Econ 274 October 14, 2015
Followup to Li papers
• asked to be devil’s advocate that labor reforms (household responsibility system) was not central to change in agriculture
– that certainly seems to be the case with rice
› you don’t triple output by working harder
= better weeding
= more careful planting
= better soil preparation
› each give you a few percentage points gain
• But HRS did matter
– household allocation of labor
› vegetable plots, hogs, ducks, fish
– other wage labor
– migration (did not mention!)
• TVEs (town & village enterprises), eg in Li:
› housing construction
– some purely private, some organized by villages and towns as they could provide the funds for up-front plant & equipment in an era when there were no rural banks
• comparative advantage
– Beijing [and the provincial capital] cared about getting food
› as long as you did that, and didn’t stage political protests, you could do what you wanted
› so discretion now that the combination of working the fields and infrastructure weren’t all that was permitted
= in fact had all along: the factory in Maoping antedated reforms. it was really technical change in agriculture that let peasants spend time as something other than farmers
– could plant crops other than grain
› as grain output rose, that of other crops skyrocketed
• Hessler Lishui: go to June 2007 National Geographic for photos
Hessler in June 2007 National Geographic
Accompanying photos – see in particular the photo of bra rings!!
= what is “technology”?
= watch for personal stories: how did people’s lives evolve
= social infrastructure: how did entrepreneurs garner resources (information, funds, markets, etc)
= growth process of cities
• urban economics
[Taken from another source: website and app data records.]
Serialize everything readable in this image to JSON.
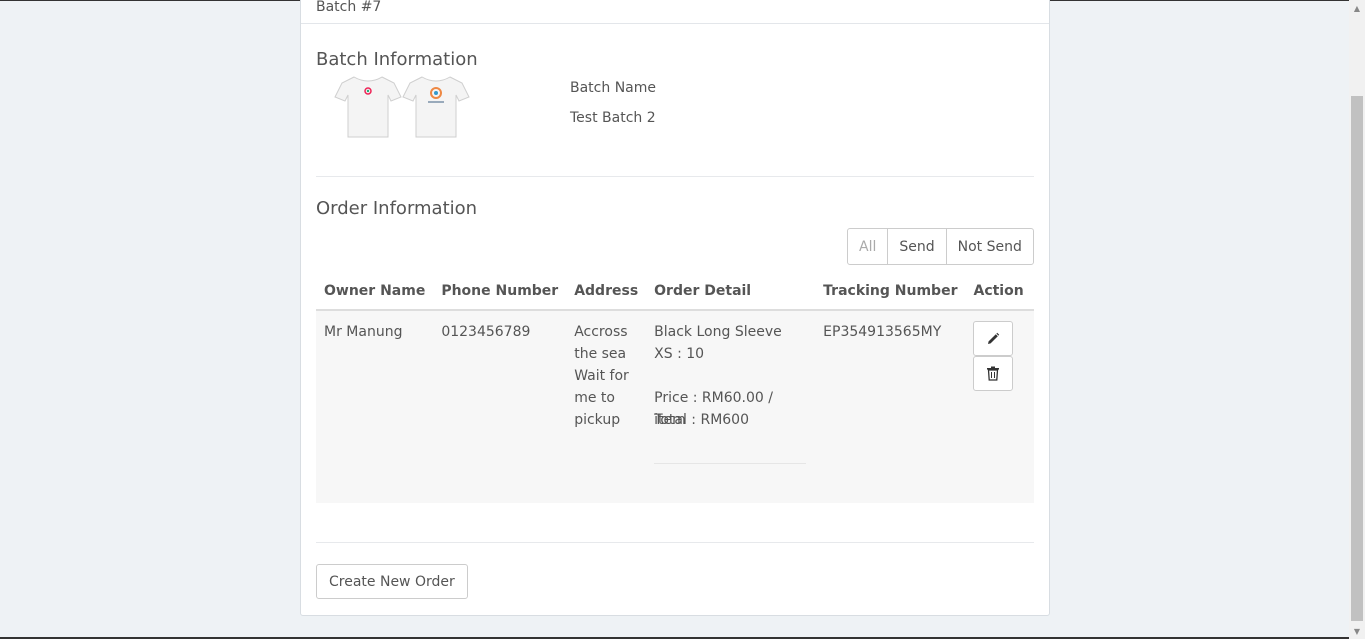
{
  "header": {
    "batch_title": "Batch #7"
  },
  "batch_info": {
    "title": "Batch Information",
    "name_label": "Batch Name",
    "name_value": "Test Batch 2"
  },
  "order_info": {
    "title": "Order Information",
    "filters": [
      "All",
      "Send",
      "Not Send"
    ],
    "columns": [
      "Owner Name",
      "Phone Number",
      "Address",
      "Order Detail",
      "Tracking Number",
      "Action"
    ],
    "row": {
      "owner": "Mr Manung",
      "phone": "0123456789",
      "address": "Accross the sea Wait for me to pickup",
      "detail_item": "Black Long Sleeve",
      "detail_size": "XS : 10",
      "detail_price": "Price : RM60.00 / item",
      "detail_total": "Total : RM600",
      "tracking": "EP354913565MY"
    }
  },
  "footer": {
    "create_label": "Create New Order"
  },
  "icons": {
    "edit": "pencil-icon",
    "delete": "trash-icon",
    "shirt": "tshirt-icon"
  }
}
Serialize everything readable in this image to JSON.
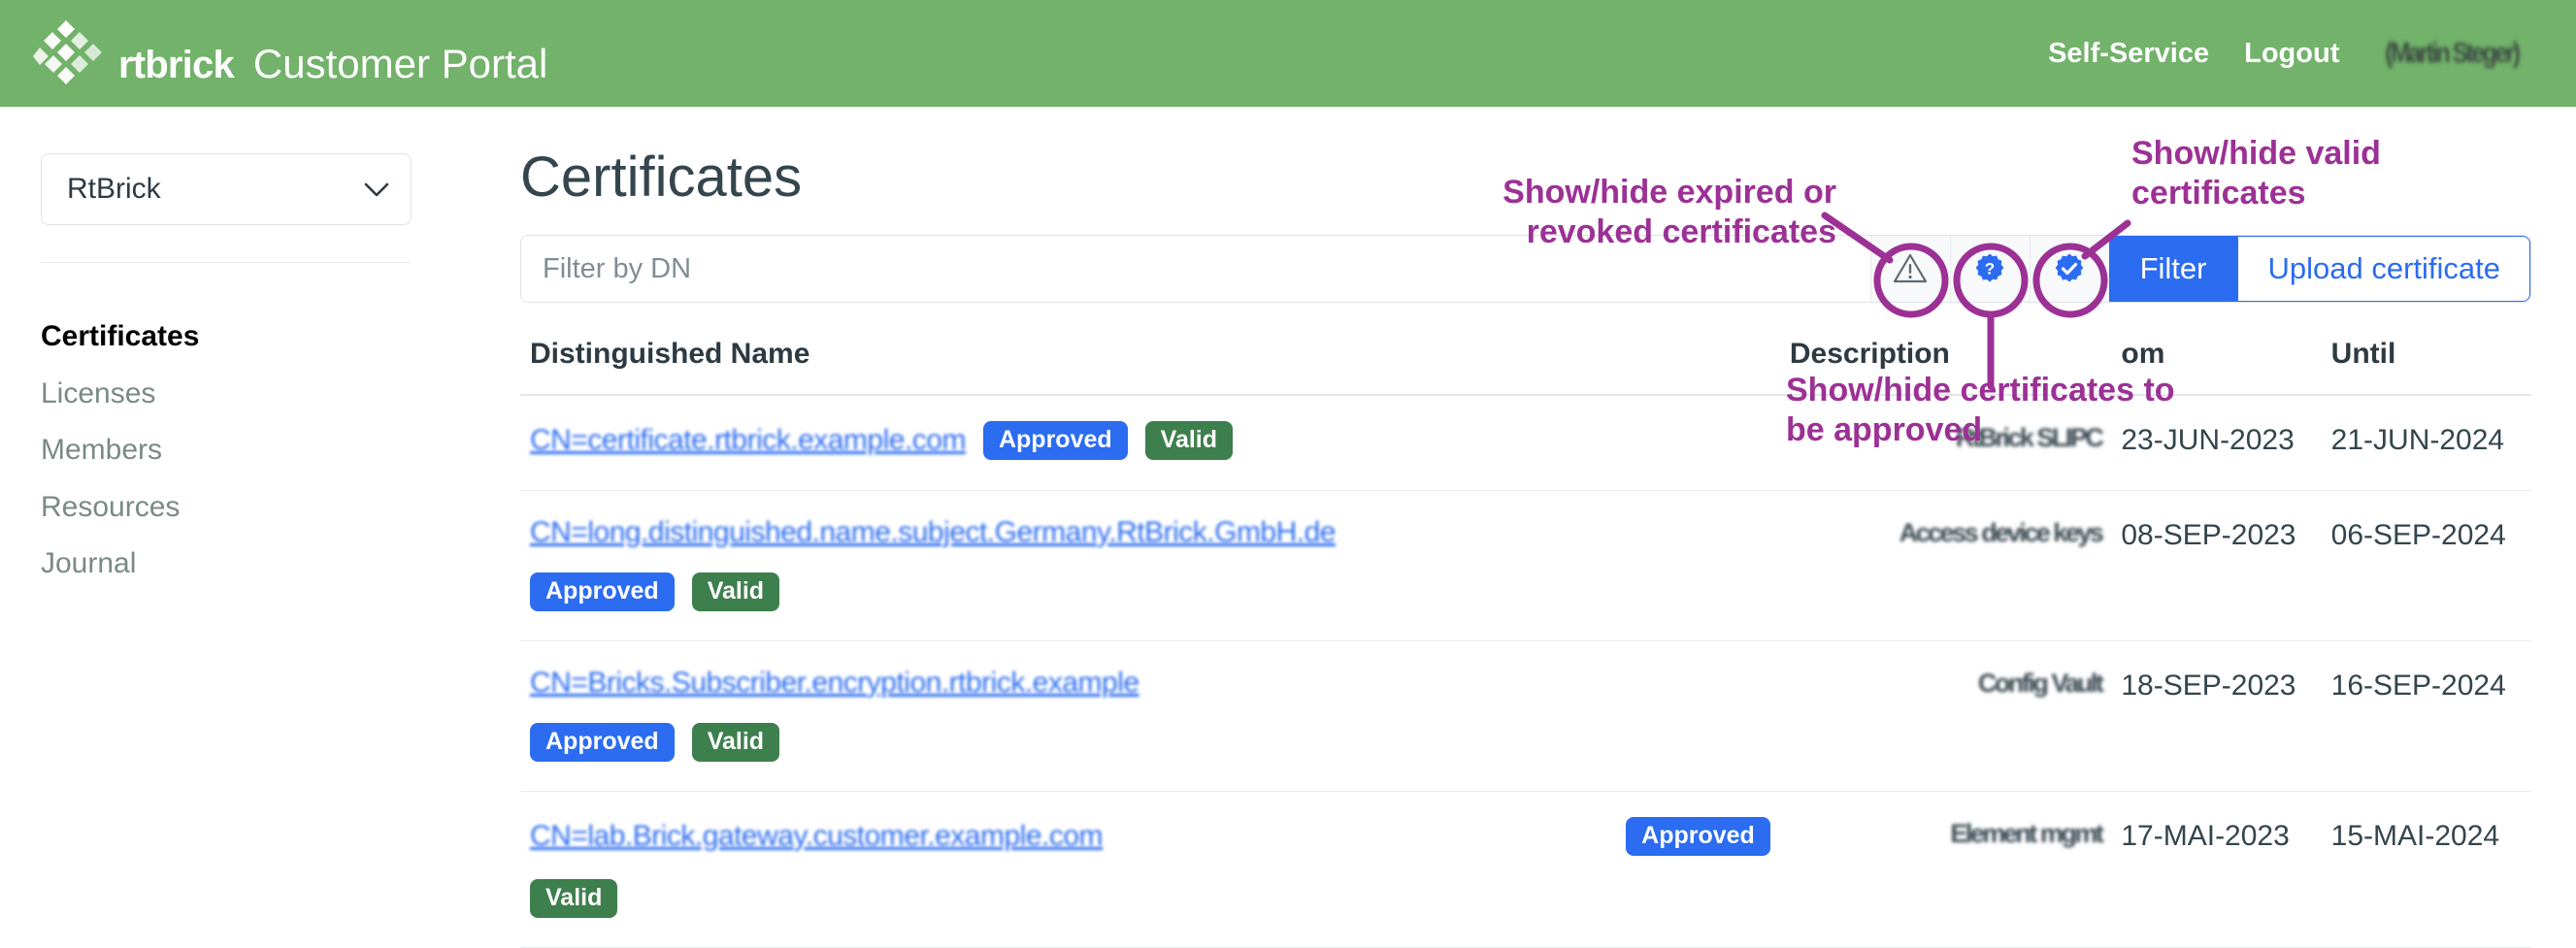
{
  "header": {
    "brand_name": "rtbrick",
    "portal_title": "Customer Portal",
    "logo_icon": "rtbrick-cubes-logo",
    "self_service_label": "Self-Service",
    "logout_label": "Logout",
    "user_name": "(Martin Steger)",
    "bg_color": "#72b26a"
  },
  "sidebar": {
    "org_selector": {
      "value": "RtBrick",
      "chevron_icon": "chevron-down-icon"
    },
    "items": [
      {
        "label": "Certificates",
        "active": true
      },
      {
        "label": "Licenses",
        "active": false
      },
      {
        "label": "Members",
        "active": false
      },
      {
        "label": "Resources",
        "active": false
      },
      {
        "label": "Journal",
        "active": false
      }
    ]
  },
  "main": {
    "page_title": "Certificates",
    "filter": {
      "placeholder": "Filter by DN",
      "value": "",
      "toggles": [
        {
          "name": "expired-revoked-toggle",
          "icon": "warning-triangle-icon"
        },
        {
          "name": "to-be-approved-toggle",
          "icon": "question-badge-icon"
        },
        {
          "name": "valid-toggle",
          "icon": "check-badge-icon"
        }
      ],
      "filter_button": "Filter",
      "upload_button": "Upload certificate",
      "accent_color": "#2b6cf0"
    },
    "table": {
      "columns": [
        "Distinguished Name",
        "Description",
        "om",
        "Until"
      ],
      "rows": [
        {
          "dn": "CN=certificate.rtbrick.example.com",
          "badges": [
            "Approved",
            "Valid"
          ],
          "badge_layout": "inline",
          "description": "RtBrick SLIPC",
          "from": "23-JUN-2023",
          "until": "21-JUN-2024"
        },
        {
          "dn": "CN=long.distinguished.name.subject.Germany.RtBrick.GmbH.de",
          "badges": [
            "Approved",
            "Valid"
          ],
          "badge_layout": "wrap",
          "description": "Access device keys",
          "from": "08-SEP-2023",
          "until": "06-SEP-2024"
        },
        {
          "dn": "CN=Bricks.Subscriber.encryption.rtbrick.example",
          "badges": [
            "Approved",
            "Valid"
          ],
          "badge_layout": "wrap",
          "description": "Config Vault",
          "from": "18-SEP-2023",
          "until": "16-SEP-2024"
        },
        {
          "dn": "CN=lab.Brick.gateway.customer.example.com",
          "badges": [
            "Approved",
            "Valid"
          ],
          "badge_layout": "split",
          "description": "Element mgmt",
          "from": "17-MAI-2023",
          "until": "15-MAI-2024"
        }
      ]
    }
  },
  "annotations": {
    "color": "#9c3195",
    "items": [
      {
        "name": "annotation-expired-revoked",
        "text": "Show/hide expired or\nrevoked certificates"
      },
      {
        "name": "annotation-valid",
        "text": "Show/hide valid\ncertificates"
      },
      {
        "name": "annotation-to-be-approved",
        "text": "Show/hide certificates to\nbe approved"
      }
    ]
  }
}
– why cities?
› economies of scale: infrastructure
› economies of scope: specialization
› benefits of density: creativity
› rivers & ports
› more recently railroad junctions and expressway intersections
› Jan de Vries work on European city origins
› assume all activity in Central Business District CBD
= manhattan & brooklyn used to have a lot of factories, near railheads and docks!
› then clear structure: opportunity cost of time ← → declining rents with distance, and reflect diminishing returns
= rents can be very high in slums near city centers: that paid by a family may not be high, but a lot of families cram into a small building!
= cycling of uses over time: buildings start out luxury, deteriorate over time so higher density / lower rent, eventually gentrify. donuts of use by distance where can trace multiple cycles over time in older European cities, looking at shifting uses of a given building over centuries.
– key conclusion: productivity and incomes are systematically higher in cities